> [Task brief]
Go over the data and keep only the lines that include "catalog".

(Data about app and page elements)
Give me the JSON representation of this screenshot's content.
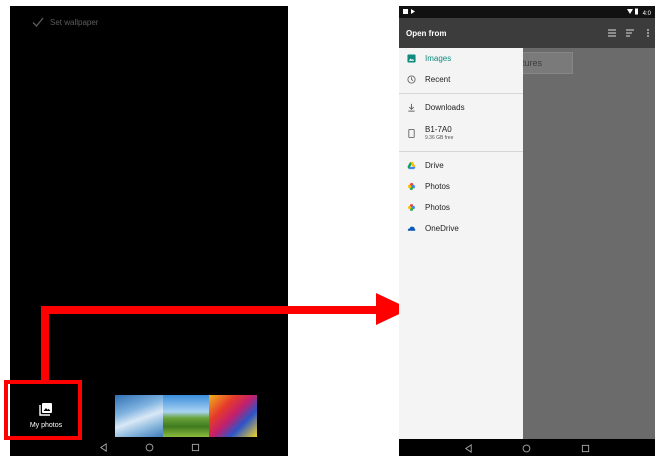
{
  "left_screen": {
    "set_wallpaper": "Set wallpaper",
    "my_photos": "My photos"
  },
  "right_screen": {
    "status_time": "4:0",
    "drawer_title": "Open from",
    "behind_chip": "tures",
    "drawer_items": [
      {
        "label": "Images",
        "icon": "image-icon"
      },
      {
        "label": "Recent",
        "icon": "clock-icon"
      },
      {
        "label": "Downloads",
        "icon": "download-icon"
      },
      {
        "label": "B1-7A0",
        "sub": "9.36 GB free",
        "icon": "tablet-icon"
      },
      {
        "label": "Drive",
        "icon": "google-drive-icon"
      },
      {
        "label": "Photos",
        "icon": "pinwheel-icon"
      },
      {
        "label": "Photos",
        "icon": "pinwheel-icon"
      },
      {
        "label": "OneDrive",
        "icon": "cloud-icon"
      }
    ]
  },
  "colors": {
    "highlight": "#ff0000",
    "selected_item": "#0f8a7e"
  }
}
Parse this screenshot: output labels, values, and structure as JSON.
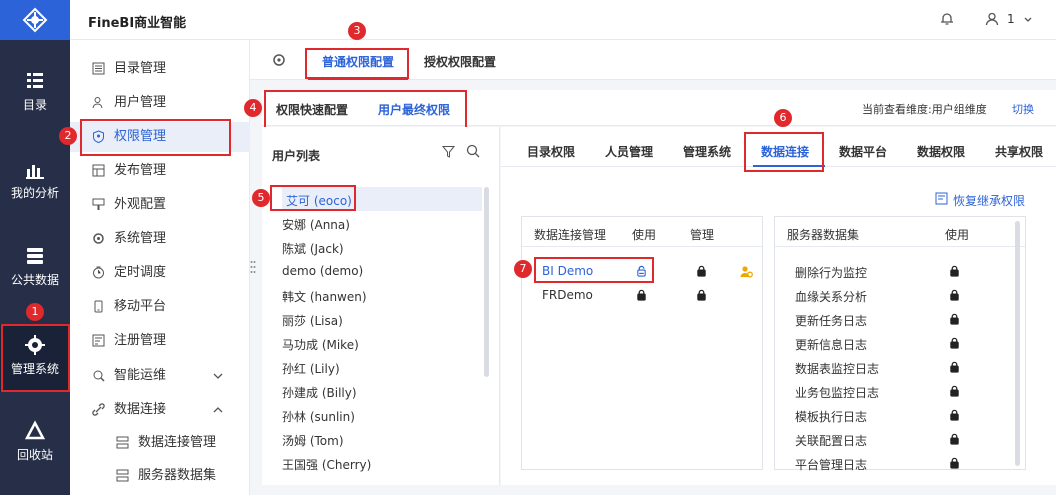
{
  "app": {
    "brand": "FineBI商业智能",
    "user": "1"
  },
  "leftbar": {
    "items": [
      {
        "key": "catalog",
        "label": "目录"
      },
      {
        "key": "analysis",
        "label": "我的分析"
      },
      {
        "key": "public",
        "label": "公共数据"
      },
      {
        "key": "admin",
        "label": "管理系统"
      },
      {
        "key": "recycle",
        "label": "回收站"
      }
    ]
  },
  "secnav": {
    "items": [
      {
        "label": "目录管理",
        "icon": "catalog-manage-icon"
      },
      {
        "label": "用户管理",
        "icon": "user-manage-icon"
      },
      {
        "label": "权限管理",
        "icon": "permission-icon"
      },
      {
        "label": "发布管理",
        "icon": "publish-icon"
      },
      {
        "label": "外观配置",
        "icon": "appearance-icon"
      },
      {
        "label": "系统管理",
        "icon": "gear-icon"
      },
      {
        "label": "定时调度",
        "icon": "timer-icon"
      },
      {
        "label": "移动平台",
        "icon": "mobile-icon"
      },
      {
        "label": "注册管理",
        "icon": "register-icon"
      },
      {
        "label": "智能运维",
        "icon": "ops-icon"
      },
      {
        "label": "数据连接",
        "icon": "link-icon"
      },
      {
        "label": "数据连接管理",
        "icon": "db-conn-icon"
      },
      {
        "label": "服务器数据集",
        "icon": "server-dataset-icon"
      }
    ]
  },
  "tabs1": {
    "normal": "普通权限配置",
    "grant": "授权权限配置"
  },
  "tabs2": {
    "quick": "权限快速配置",
    "final": "用户最终权限",
    "dimension": "当前查看维度:用户组维度",
    "switch": "切换"
  },
  "userlist": {
    "title": "用户列表",
    "users": [
      "艾可 (eoco)",
      "安娜 (Anna)",
      "陈斌 (Jack)",
      "demo (demo)",
      "韩文 (hanwen)",
      "丽莎 (Lisa)",
      "马功成 (Mike)",
      "孙红 (Lily)",
      "孙建成 (Billy)",
      "孙林 (sunlin)",
      "汤姆 (Tom)",
      "王国强 (Cherry)"
    ]
  },
  "permtabs": [
    "目录权限",
    "人员管理",
    "管理系统",
    "数据连接",
    "数据平台",
    "数据权限",
    "共享权限"
  ],
  "restore": "恢复继承权限",
  "connpanel": {
    "h1": "数据连接管理",
    "h2": "使用",
    "h3": "管理",
    "rows": [
      "BI Demo",
      "FRDemo"
    ]
  },
  "serverpanel": {
    "h1": "服务器数据集",
    "h2": "使用",
    "rows": [
      "删除行为监控",
      "血缘关系分析",
      "更新任务日志",
      "更新信息日志",
      "数据表监控日志",
      "业务包监控日志",
      "模板执行日志",
      "关联配置日志",
      "平台管理日志"
    ]
  },
  "badges": [
    "1",
    "2",
    "3",
    "4",
    "5",
    "6",
    "7"
  ]
}
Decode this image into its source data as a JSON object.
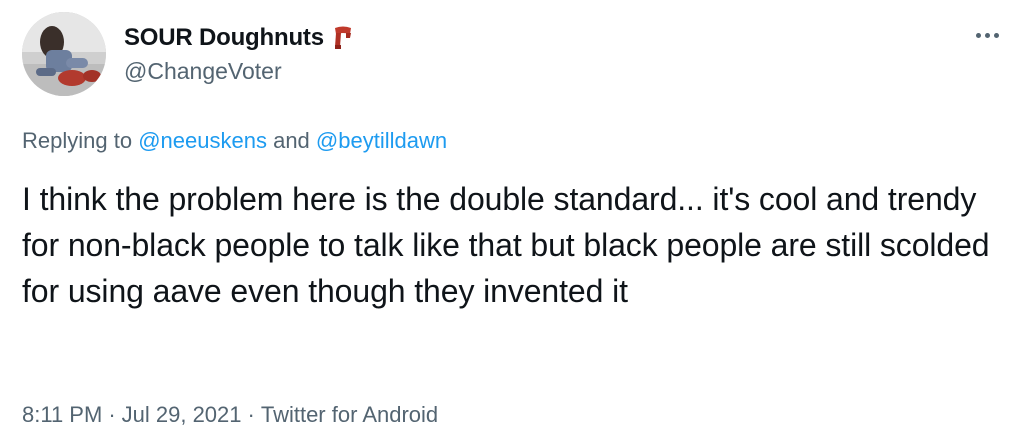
{
  "author": {
    "display_name": "SOUR Doughnuts",
    "name_emoji": "scarf-emoji-icon",
    "handle": "@ChangeVoter",
    "avatar": "profile-photo"
  },
  "menu": {
    "more_icon": "more-horizontal-icon"
  },
  "reply_context": {
    "prefix": "Replying to",
    "mention_1": "@neeuskens",
    "conjunction": "and",
    "mention_2": "@beytilldawn"
  },
  "tweet": {
    "text": "I think the problem here is the double standard... it's cool and trendy for non-black people to talk like that but black people are still scolded for using aave even though they invented it"
  },
  "meta": {
    "time": "8:11 PM",
    "separator": "·",
    "date": "Jul 29, 2021",
    "source": "Twitter for Android"
  },
  "colors": {
    "text": "#0f1419",
    "secondary": "#536471",
    "link": "#1d9bf0",
    "scarf": "#c0392b"
  }
}
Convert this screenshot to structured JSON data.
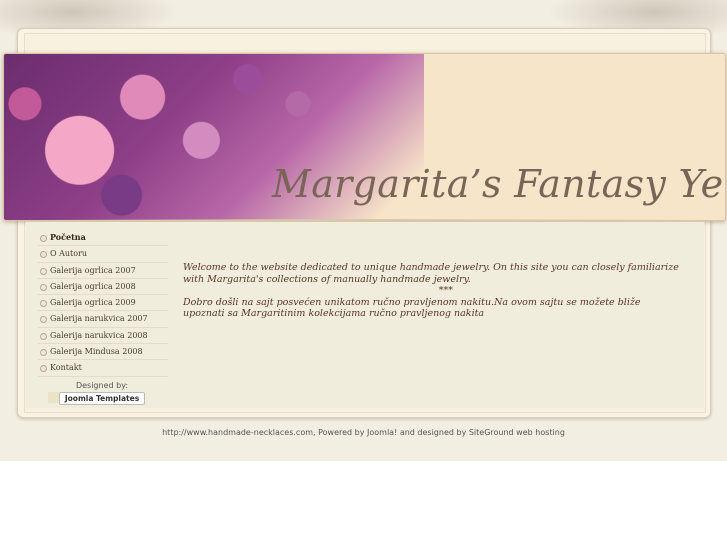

> [Finished exercise]
        "key": "catalog",
        "icon": "catalog-manage-icon"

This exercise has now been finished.